- _Assigned task_
When a line below contains the string "North", show that line.

- _Data for the task_

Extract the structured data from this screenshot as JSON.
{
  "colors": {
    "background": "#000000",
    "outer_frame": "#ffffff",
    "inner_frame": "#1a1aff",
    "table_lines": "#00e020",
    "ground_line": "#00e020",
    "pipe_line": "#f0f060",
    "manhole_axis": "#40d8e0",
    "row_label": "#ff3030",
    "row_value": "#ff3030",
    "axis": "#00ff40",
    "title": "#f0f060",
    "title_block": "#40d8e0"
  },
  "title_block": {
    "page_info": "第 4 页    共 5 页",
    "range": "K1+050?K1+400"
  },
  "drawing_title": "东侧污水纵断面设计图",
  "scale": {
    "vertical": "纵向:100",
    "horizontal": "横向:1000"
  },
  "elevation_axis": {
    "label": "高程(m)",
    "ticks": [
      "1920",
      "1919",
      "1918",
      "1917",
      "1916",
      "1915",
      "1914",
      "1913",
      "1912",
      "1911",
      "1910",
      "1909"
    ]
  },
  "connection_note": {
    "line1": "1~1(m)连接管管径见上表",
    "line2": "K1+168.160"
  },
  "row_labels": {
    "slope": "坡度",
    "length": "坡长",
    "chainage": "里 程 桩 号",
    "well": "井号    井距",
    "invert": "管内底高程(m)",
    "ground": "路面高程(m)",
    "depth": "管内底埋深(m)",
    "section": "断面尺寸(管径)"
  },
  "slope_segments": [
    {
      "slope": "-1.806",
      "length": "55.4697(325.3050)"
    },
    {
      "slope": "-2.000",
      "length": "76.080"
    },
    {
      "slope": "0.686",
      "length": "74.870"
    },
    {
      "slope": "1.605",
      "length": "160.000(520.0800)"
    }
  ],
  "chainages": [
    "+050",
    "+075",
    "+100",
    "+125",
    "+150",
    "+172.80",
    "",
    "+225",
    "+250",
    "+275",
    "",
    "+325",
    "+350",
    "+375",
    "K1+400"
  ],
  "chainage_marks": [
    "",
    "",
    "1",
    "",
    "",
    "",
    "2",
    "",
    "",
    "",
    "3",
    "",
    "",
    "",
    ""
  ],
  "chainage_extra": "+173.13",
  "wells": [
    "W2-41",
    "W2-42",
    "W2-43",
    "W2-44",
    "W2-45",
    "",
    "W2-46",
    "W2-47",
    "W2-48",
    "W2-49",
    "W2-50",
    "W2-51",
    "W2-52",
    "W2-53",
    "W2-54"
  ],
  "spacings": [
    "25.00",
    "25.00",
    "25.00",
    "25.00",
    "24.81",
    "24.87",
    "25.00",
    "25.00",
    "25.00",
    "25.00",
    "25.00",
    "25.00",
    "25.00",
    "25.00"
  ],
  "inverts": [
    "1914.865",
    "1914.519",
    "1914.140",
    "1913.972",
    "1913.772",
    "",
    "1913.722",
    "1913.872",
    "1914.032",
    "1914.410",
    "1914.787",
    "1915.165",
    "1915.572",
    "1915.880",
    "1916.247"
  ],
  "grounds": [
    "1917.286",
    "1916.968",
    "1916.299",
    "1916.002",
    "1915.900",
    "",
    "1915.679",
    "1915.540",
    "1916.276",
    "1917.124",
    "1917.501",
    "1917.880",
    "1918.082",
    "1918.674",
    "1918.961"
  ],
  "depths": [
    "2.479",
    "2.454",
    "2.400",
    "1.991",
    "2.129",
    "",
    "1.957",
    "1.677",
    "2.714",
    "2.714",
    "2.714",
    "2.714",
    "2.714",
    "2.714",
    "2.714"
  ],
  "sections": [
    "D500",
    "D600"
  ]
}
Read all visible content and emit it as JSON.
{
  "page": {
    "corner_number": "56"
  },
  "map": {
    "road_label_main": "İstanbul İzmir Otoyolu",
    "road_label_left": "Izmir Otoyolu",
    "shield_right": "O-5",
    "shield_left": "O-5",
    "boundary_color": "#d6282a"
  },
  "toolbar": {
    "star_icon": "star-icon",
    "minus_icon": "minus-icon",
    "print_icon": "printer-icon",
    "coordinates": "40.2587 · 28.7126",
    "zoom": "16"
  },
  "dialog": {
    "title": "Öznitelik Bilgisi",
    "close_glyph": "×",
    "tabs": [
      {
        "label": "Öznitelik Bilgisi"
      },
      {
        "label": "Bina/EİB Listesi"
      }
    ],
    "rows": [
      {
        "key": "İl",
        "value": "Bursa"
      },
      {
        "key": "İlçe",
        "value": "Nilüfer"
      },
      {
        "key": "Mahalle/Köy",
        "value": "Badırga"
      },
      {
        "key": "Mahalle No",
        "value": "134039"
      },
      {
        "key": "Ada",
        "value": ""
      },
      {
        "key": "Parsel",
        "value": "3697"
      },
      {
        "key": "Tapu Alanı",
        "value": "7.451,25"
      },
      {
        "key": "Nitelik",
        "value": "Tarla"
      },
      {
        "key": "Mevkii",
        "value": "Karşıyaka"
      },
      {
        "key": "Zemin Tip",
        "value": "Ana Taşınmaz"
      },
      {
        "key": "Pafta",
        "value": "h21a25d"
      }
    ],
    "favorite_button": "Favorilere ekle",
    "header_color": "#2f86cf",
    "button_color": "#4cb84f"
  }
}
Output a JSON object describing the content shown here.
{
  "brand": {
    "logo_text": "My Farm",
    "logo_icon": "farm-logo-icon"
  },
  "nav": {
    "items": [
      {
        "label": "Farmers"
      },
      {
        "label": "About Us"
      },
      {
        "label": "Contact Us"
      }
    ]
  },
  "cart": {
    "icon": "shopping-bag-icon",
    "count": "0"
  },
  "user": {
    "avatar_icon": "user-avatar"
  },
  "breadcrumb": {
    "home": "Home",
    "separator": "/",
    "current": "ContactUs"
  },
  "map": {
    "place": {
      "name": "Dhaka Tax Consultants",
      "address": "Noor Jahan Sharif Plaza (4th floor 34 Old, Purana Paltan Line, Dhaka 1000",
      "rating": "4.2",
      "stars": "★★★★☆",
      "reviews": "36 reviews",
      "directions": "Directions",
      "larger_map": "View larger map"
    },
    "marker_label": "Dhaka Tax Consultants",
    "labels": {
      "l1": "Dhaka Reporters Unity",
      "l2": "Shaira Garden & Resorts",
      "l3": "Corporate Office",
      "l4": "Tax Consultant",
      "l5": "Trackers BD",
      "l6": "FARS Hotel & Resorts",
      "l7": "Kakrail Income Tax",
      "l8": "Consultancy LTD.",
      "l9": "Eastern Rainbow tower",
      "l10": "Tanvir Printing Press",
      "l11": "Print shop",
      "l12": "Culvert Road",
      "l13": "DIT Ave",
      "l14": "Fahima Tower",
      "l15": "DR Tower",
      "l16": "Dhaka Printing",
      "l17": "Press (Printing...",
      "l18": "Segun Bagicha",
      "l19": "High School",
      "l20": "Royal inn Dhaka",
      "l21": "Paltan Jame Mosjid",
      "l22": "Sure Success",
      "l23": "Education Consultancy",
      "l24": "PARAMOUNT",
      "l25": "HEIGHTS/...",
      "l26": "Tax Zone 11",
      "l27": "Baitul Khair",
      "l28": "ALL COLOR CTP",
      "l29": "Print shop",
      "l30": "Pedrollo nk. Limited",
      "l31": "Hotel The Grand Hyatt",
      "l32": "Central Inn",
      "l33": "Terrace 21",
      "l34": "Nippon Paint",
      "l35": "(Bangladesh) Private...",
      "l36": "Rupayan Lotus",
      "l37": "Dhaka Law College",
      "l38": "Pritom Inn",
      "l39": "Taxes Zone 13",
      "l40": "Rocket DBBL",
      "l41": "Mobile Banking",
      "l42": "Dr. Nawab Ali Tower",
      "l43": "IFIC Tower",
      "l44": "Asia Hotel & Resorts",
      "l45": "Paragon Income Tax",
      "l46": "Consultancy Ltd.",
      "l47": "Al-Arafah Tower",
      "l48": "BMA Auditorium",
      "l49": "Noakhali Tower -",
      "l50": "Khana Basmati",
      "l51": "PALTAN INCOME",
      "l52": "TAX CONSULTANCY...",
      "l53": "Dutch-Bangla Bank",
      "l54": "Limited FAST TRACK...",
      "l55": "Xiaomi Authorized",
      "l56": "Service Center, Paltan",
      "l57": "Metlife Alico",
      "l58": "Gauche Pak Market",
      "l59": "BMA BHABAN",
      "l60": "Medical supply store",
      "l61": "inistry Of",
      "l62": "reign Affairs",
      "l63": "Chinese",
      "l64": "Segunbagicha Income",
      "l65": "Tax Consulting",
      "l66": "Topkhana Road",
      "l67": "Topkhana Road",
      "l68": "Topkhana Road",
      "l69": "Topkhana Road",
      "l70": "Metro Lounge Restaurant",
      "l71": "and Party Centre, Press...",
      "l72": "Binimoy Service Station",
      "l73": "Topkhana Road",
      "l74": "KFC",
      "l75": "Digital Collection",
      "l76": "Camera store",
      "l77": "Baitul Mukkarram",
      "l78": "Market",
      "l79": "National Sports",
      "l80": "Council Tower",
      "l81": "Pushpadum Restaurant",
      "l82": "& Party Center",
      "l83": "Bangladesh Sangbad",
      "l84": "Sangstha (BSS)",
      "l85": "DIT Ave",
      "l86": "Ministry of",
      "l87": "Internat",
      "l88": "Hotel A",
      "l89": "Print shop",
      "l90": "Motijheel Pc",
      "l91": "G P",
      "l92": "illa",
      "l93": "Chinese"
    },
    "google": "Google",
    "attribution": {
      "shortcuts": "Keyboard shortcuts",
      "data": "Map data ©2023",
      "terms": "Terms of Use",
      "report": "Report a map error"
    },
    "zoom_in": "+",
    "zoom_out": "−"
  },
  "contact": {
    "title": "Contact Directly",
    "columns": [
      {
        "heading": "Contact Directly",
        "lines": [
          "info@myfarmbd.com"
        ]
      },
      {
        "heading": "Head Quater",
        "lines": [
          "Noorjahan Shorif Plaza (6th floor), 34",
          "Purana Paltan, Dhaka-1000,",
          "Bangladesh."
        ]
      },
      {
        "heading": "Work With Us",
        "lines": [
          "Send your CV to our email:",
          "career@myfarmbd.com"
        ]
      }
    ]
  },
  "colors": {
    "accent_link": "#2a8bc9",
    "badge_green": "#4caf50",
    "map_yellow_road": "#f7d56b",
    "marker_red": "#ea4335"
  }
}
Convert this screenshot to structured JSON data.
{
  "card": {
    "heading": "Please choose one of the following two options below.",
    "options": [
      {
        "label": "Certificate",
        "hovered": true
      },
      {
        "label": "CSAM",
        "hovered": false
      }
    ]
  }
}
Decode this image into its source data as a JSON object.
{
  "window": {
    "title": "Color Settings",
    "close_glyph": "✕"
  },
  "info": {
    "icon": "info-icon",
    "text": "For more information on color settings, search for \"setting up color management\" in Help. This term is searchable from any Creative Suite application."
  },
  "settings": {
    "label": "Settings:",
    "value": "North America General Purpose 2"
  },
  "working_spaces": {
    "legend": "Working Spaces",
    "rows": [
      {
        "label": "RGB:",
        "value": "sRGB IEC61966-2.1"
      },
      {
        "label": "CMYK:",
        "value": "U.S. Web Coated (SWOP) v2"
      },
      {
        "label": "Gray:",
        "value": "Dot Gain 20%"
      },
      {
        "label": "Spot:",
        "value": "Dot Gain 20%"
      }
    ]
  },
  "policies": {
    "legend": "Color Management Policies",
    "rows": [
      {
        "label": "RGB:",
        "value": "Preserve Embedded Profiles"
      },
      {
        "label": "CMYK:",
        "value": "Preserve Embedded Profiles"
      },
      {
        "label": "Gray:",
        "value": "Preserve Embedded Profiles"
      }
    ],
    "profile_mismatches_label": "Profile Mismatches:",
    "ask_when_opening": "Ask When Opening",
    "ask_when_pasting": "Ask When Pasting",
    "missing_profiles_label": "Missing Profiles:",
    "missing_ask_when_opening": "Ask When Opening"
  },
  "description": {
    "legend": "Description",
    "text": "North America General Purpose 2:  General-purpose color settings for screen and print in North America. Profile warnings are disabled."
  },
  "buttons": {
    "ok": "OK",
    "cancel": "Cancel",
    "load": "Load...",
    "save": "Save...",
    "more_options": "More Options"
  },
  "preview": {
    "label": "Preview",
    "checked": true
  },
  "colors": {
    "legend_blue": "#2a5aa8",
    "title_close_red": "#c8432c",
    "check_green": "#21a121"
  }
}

- _Your solution_
    "value": "North America General Purpose 2"
    "text": "North America General Purpose 2:  General-purpose color settings for screen and print in North America. Profile warnings are disabled."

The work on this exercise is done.